_Instructions to follow:_ Return the records below word for word.

_Record extracts:_
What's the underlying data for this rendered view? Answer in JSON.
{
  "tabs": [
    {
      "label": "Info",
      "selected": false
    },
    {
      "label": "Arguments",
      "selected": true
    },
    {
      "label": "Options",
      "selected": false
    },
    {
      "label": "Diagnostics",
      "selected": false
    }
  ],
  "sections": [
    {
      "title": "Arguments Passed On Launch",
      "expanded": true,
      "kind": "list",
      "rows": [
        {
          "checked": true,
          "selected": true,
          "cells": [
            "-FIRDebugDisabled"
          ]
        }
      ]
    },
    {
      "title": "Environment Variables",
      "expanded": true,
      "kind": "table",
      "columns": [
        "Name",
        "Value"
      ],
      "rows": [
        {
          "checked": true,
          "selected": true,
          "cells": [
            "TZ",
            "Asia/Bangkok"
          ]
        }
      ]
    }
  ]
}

_Exercise output:_
What's the underlying data for this rendered view? Answer in JSON.
{
  "tabs": [
    {
      "label": "Info",
      "selected": false
    },
    {
      "label": "Arguments",
      "selected": true
    },
    {
      "label": "Options",
      "selected": false
    },
    {
      "label": "Diagnostics",
      "selected": false
    }
  ],
  "sections": [
    {
      "title": "Arguments Passed On Launch",
      "expanded": true,
      "kind": "list",
      "rows": [
        {
          "checked": true,
          "selected": true,
          "cells": [
            "-FIRDebugDisabled"
          ]
        }
      ]
    },
    {
      "title": "Environment Variables",
      "expanded": true,
      "kind": "table",
      "columns": [
        "Name",
        "Value"
      ],
      "rows": [
        {
          "checked": true,
          "selected": true,
          "cells": [
            "TZ",
            "Asia/Bangkok"
          ]
        }
      ]
    }
  ]
}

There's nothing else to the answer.